Unlike the previous generation 780i, this new chipset has been completely redesigned to properly accommodate technologies such as PCI Express 2.0 and Triple-SLI. The nForce 790i adopts Nvidia's C73 north bridge and MCP55 south bridge, giving it proper 1600MHz FSB support for the latest Intel 45nm processors.
There is however one chink in the Striker II Extreme's armor, and that is its exclusive support for DDR3 memory. While this could be seen as both a positive or negative feature, at least for now we feel most consumers will look at this as a drawback. Currently DDR3-1333 costs roughly four times more than DDR2-800 memory, while offering next to none performance advantages. It is not until frequencies of 1600+ MHz are reached that DDR3 begins to come into its own.
The nForce 790i Ultra SLI chipset tries to make up for this supporting memory modules up to DDR3-2000 from scratch, which pushes it into a league of its own.
In fact, the 790i chipset will come in two flavors: the Ultra SLI used by the Striker II Extreme, and the (non-ultra) SLI. The 'Ultra' version is said to offer more overclocking options and support SLI memory up to DDR3-2000, but other than that there seem to be no other differences between the two.

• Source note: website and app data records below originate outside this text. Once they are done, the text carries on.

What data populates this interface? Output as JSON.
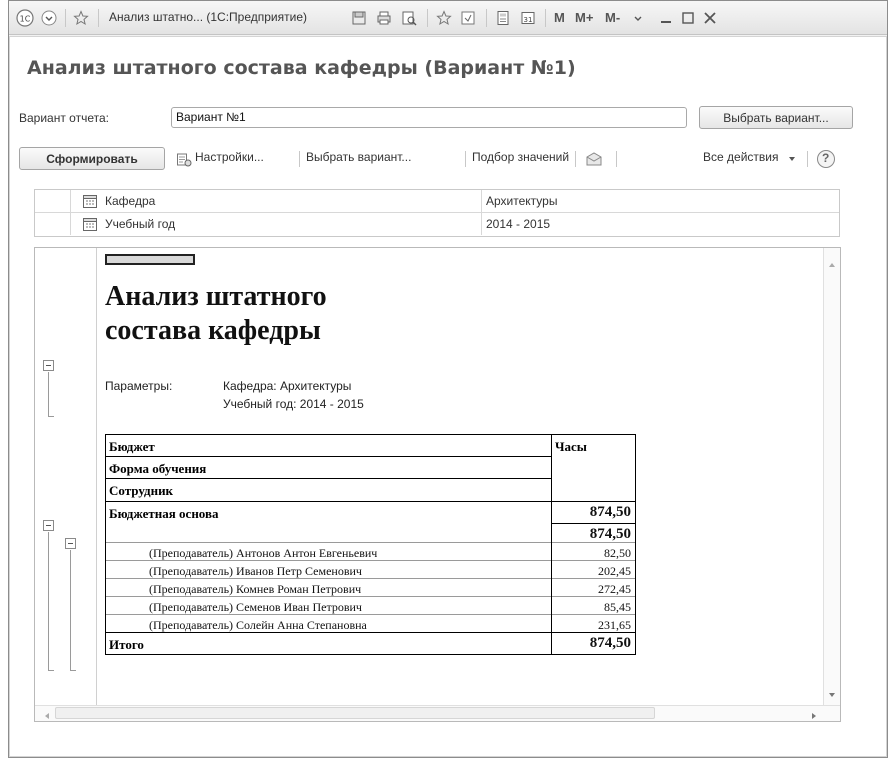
{
  "window": {
    "title": "Анализ штатно... (1С:Предприятие)",
    "m_buttons": [
      "M",
      "M+",
      "M-"
    ]
  },
  "form": {
    "title": "Анализ штатного состава кафедры (Вариант №1)"
  },
  "variant": {
    "label": "Вариант отчета:",
    "value": "Вариант №1",
    "choose_button": "Выбрать вариант..."
  },
  "toolbar": {
    "generate": "Сформировать",
    "settings": "Настройки...",
    "choose_variant": "Выбрать вариант...",
    "select_values": "Подбор значений",
    "all_actions": "Все действия",
    "help": "?"
  },
  "parameters": [
    {
      "name": "Кафедра",
      "value": "Архитектуры"
    },
    {
      "name": "Учебный год",
      "value": "2014 - 2015"
    }
  ],
  "report": {
    "title_line1": "Анализ штатного",
    "title_line2": "состава кафедры",
    "params_label": "Параметры:",
    "param_line1": "Кафедра: Архитектуры",
    "param_line2": "Учебный год: 2014 - 2015",
    "headers": {
      "budget": "Бюджет",
      "form": "Форма обучения",
      "employee": "Сотрудник",
      "hours": "Часы"
    },
    "group": {
      "name": "Бюджетная основа",
      "value": "874,50"
    },
    "subgroup": {
      "name": "",
      "value": "874,50"
    },
    "rows": [
      {
        "name": "(Преподаватель) Антонов Антон Евгеньевич",
        "value": "82,50"
      },
      {
        "name": "(Преподаватель) Иванов Петр Семенович",
        "value": "202,45"
      },
      {
        "name": "(Преподаватель) Комнев Роман Петрович",
        "value": "272,45"
      },
      {
        "name": "(Преподаватель) Семенов Иван Петрович",
        "value": "85,45"
      },
      {
        "name": "(Преподаватель) Солейн Анна Степановна",
        "value": "231,65"
      }
    ],
    "total": {
      "name": "Итого",
      "value": "874,50"
    }
  }
}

At this stage it remains to be seen how these will vary in price, and most likely it will ultimately come down to how manufacturer's implementations are brought to life.

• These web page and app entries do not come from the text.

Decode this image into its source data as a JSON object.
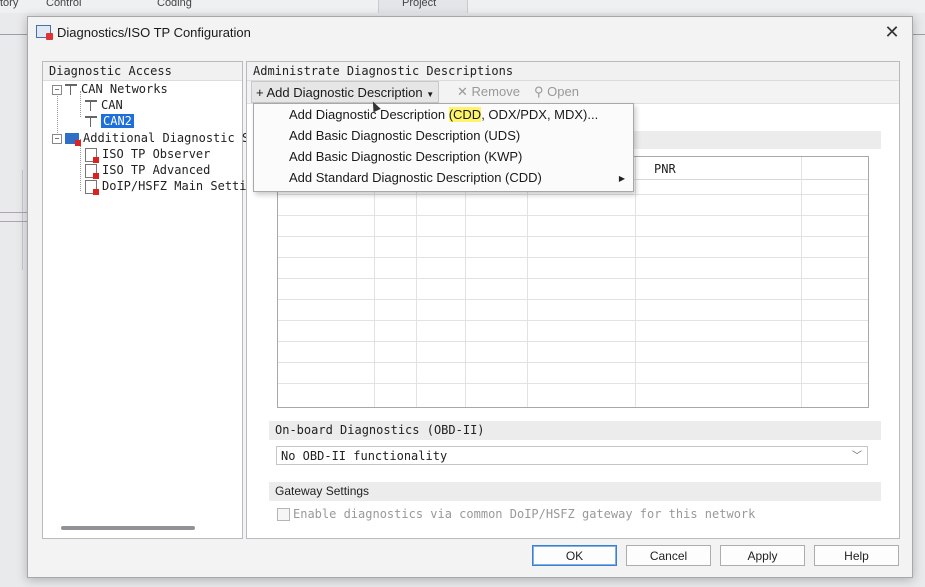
{
  "background_app": {
    "menu_items": [
      "tory",
      "Control",
      "Coding",
      "Project"
    ]
  },
  "dialog": {
    "title": "Diagnostics/ISO TP Configuration",
    "close_glyph": "✕"
  },
  "left_panel": {
    "header": "Diagnostic Access",
    "tree": {
      "can_networks": "CAN Networks",
      "can": "CAN",
      "can2": "CAN2",
      "additional": "Additional Diagnostic Se",
      "iso_tp_observer": "ISO TP Observer",
      "iso_tp_advanced": "ISO TP Advanced",
      "doip": "DoIP/HSFZ Main Settin"
    }
  },
  "right_panel": {
    "header": "Administrate Diagnostic Descriptions",
    "toolbar": {
      "add_label": "Add Diagnostic Description",
      "remove_label": "Remove",
      "open_label": "Open"
    },
    "table": {
      "column_pnr": "PNR"
    },
    "obd": {
      "section_title": "On-board Diagnostics (OBD-II)",
      "selected_value": "No OBD-II functionality"
    },
    "gateway": {
      "section_title": "Gateway Settings",
      "checkbox_label": "Enable diagnostics via common DoIP/HSFZ gateway for this network",
      "checked": false
    }
  },
  "dropdown_menu": {
    "item1_pre": "Add Diagnostic Description ",
    "item1_highlight": "(CDD",
    "item1_post": ", ODX/PDX, MDX)...",
    "item2": "Add Basic Diagnostic Description (UDS)",
    "item3": "Add Basic Diagnostic Description (KWP)",
    "item4": "Add Standard Diagnostic Description (CDD)"
  },
  "buttons": {
    "ok": "OK",
    "cancel": "Cancel",
    "apply": "Apply",
    "help": "Help"
  },
  "colors": {
    "selection": "#1e6fd9",
    "highlight": "#fff36b"
  }
}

In the case of the Striker II Extreme, ASUS has built it to be a no-compromises platform for those willing to pay the premium, in other words, it is set to dethrone their previous flagship, the Striker II Formula which is based on the nForce 780i SLI chipset.
This being the case, we wonder besides the obvious difference in memory support (DDR2 vs. DDR3), where does the new Striker II Extreme improve on? Clearly there has to be more to it, otherwise the older platform would be the most practical solution. We will move on to closely examine the ASUS Striker II Extreme and then to the test...